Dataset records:
□ □ □ □ □ □ □

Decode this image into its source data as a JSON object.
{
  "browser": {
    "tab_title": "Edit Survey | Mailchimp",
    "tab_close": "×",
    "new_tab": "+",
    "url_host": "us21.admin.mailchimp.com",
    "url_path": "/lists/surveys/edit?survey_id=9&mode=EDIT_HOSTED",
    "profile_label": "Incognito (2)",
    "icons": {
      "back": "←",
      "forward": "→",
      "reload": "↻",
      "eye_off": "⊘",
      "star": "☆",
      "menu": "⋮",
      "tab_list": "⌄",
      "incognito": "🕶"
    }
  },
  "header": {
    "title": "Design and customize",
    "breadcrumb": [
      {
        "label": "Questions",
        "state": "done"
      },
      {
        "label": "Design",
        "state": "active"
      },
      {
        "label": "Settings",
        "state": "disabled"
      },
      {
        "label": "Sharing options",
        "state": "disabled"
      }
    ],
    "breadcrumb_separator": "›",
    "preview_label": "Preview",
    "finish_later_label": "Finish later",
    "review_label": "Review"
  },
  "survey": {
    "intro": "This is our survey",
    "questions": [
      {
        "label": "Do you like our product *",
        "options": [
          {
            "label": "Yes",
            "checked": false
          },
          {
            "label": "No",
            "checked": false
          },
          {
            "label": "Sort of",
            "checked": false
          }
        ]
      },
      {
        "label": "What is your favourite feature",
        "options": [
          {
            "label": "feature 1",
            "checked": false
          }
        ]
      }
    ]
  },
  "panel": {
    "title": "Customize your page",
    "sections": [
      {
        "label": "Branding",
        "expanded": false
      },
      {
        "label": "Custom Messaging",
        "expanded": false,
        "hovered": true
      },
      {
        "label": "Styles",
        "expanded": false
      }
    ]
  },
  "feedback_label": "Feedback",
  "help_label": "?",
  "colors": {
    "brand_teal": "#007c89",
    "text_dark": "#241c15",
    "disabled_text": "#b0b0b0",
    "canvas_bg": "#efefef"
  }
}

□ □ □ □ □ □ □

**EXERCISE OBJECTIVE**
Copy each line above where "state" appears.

**EXERCISE SOLUTION**
        "state": "done"
        "state": "active"
        "state": "disabled"
        "state": "disabled"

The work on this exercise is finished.